WORK REQUIRED ▸ Lines in the entries below where the word "this" shows up should each be copied.

[Data records for software interfaces]
-=-=-=-=-
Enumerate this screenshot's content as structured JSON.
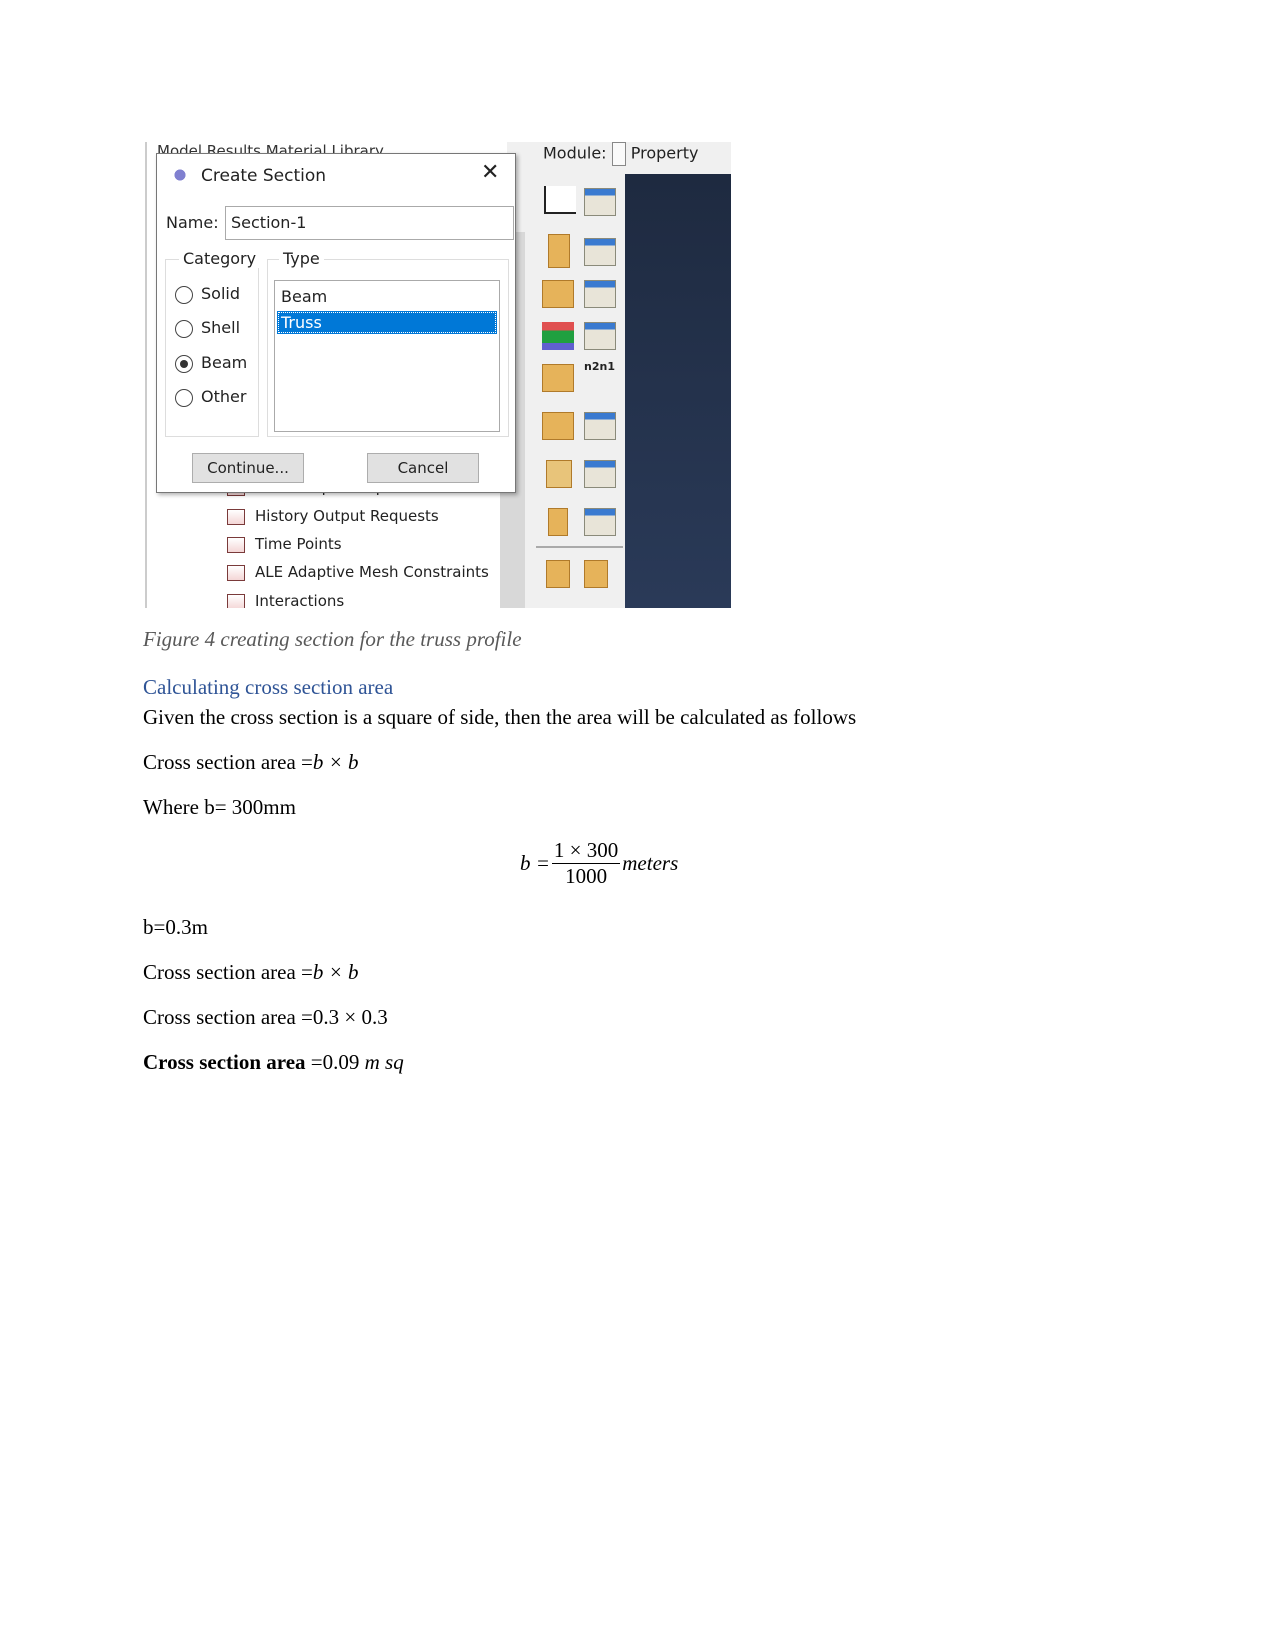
{
  "screenshot": {
    "tabs_partial": "Model  Results  Material Library",
    "module_label": "Module:",
    "module_value": "Property",
    "dialog": {
      "title": "Create Section",
      "name_label": "Name:",
      "name_value": "Section-1",
      "category_label": "Category",
      "categories": [
        {
          "label": "Solid",
          "selected": false
        },
        {
          "label": "Shell",
          "selected": false
        },
        {
          "label": "Beam",
          "selected": true
        },
        {
          "label": "Other",
          "selected": false
        }
      ],
      "type_label": "Type",
      "types": [
        {
          "label": "Beam",
          "selected": false
        },
        {
          "label": "Truss",
          "selected": true
        }
      ],
      "continue_label": "Continue...",
      "cancel_label": "Cancel",
      "selection_color": "#0078d7"
    },
    "tree_items": [
      "Field Output Requests",
      "History Output Requests",
      "Time Points",
      "ALE Adaptive Mesh Constraints",
      "Interactions"
    ]
  },
  "caption": "Figure 4 creating section for the truss profile",
  "heading": "Calculating cross section area",
  "intro": "Given the cross section is a square of side, then the area will be calculated as follows",
  "lines": {
    "l1_text": "Cross section area =",
    "l1_math": "b × b",
    "l2": "Where b= 300mm",
    "eq_lhs": "b =",
    "eq_num": "1 × 300",
    "eq_den": "1000",
    "eq_unit": "meters",
    "l3": "b=0.3m",
    "l4_text": "Cross section area =",
    "l4_math": "b × b",
    "l5_text": "Cross section area =",
    "l5_math": "0.3 × 0.3",
    "l6_text": "Cross section area",
    "l6_eq": " =0.09",
    "l6_unit": "m sq"
  }
}
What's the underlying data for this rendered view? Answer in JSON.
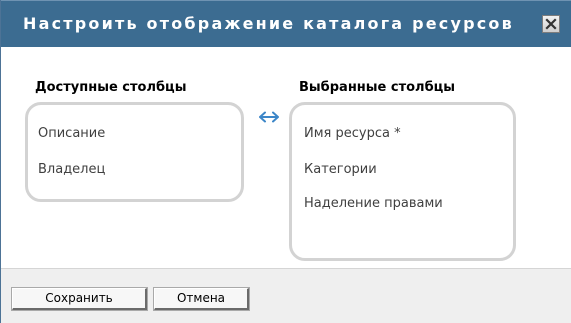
{
  "dialog": {
    "title": "Настроить отображение каталога ресурсов",
    "close_icon": "close-x-icon"
  },
  "available": {
    "heading": "Доступные столбцы",
    "items": [
      "Описание",
      "Владелец"
    ]
  },
  "selected": {
    "heading": "Выбранные столбцы",
    "items": [
      "Имя ресурса *",
      "Категории",
      "Наделение правами"
    ]
  },
  "swap_icon": "double-arrow-icon",
  "footer": {
    "save_label": "Сохранить",
    "cancel_label": "Отмена"
  },
  "colors": {
    "titlebar": "#3c6c91",
    "swap_arrow": "#3c86c8",
    "list_border": "#d3d3d3"
  }
}
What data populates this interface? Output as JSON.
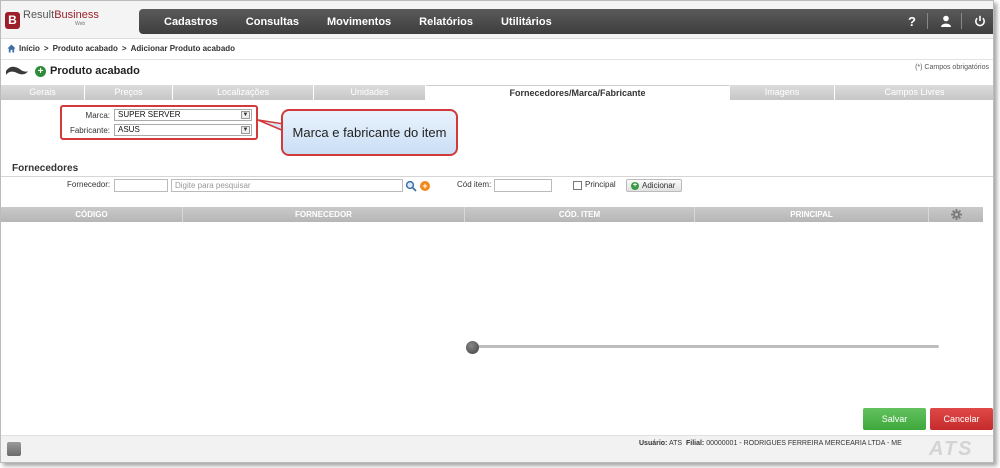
{
  "app": {
    "logo_letter": "B",
    "logo_name_part1": "Result",
    "logo_name_part2": "Business",
    "logo_sub": "Web"
  },
  "nav": {
    "items": [
      "Cadastros",
      "Consultas",
      "Movimentos",
      "Relatórios",
      "Utilitários"
    ],
    "help_icon": "?",
    "user_icon": "user-icon",
    "power_icon": "power-icon"
  },
  "breadcrumb": {
    "home": "Início",
    "separator": ">",
    "items": [
      "Produto acabado",
      "Adicionar Produto acabado"
    ]
  },
  "page": {
    "title": "Produto acabado",
    "required_note": "(*) Campos obrigatórios"
  },
  "tabs": [
    {
      "label": "Gerais",
      "active": false
    },
    {
      "label": "Preços",
      "active": false
    },
    {
      "label": "Localizações",
      "active": false
    },
    {
      "label": "Unidades",
      "active": false
    },
    {
      "label": "Fornecedores/Marca/Fabricante",
      "active": true
    },
    {
      "label": "Imagens",
      "active": false
    },
    {
      "label": "Campos Livres",
      "active": false
    }
  ],
  "form": {
    "marca_label": "Marca:",
    "marca_value": "SUPER SERVER",
    "fabricante_label": "Fabricante:",
    "fabricante_value": "ASUS"
  },
  "callout": {
    "text": "Marca e fabricante do item"
  },
  "fornecedores": {
    "section_title": "Fornecedores",
    "fornecedor_label": "Fornecedor:",
    "search_placeholder": "Digite para pesquisar",
    "cod_item_label": "Cód item:",
    "principal_label": "Principal",
    "add_button": "Adicionar",
    "columns": [
      "CÓDIGO",
      "FORNECEDOR",
      "CÓD. ITEM",
      "PRINCIPAL"
    ],
    "rows": []
  },
  "actions": {
    "save": "Salvar",
    "cancel": "Cancelar"
  },
  "status": {
    "user_label": "Usuário:",
    "user_value": "ATS",
    "branch_label": "Filial:",
    "branch_value": "00000001 - RODRIGUES FERREIRA MERCEARIA LTDA - ME",
    "brand": "ATS"
  },
  "colors": {
    "brand": "#9c1e2a",
    "nav_bg": "#4a4a4a",
    "highlight_border": "#d23939",
    "save": "#4cb447",
    "cancel": "#d43535"
  }
}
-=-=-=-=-
FINISHED EXERCISE ▸
Enumerate this screenshot's content as structured JSON.
What's the underlying data for this rendered view? Answer in JSON.
What data populates this interface? Output as JSON.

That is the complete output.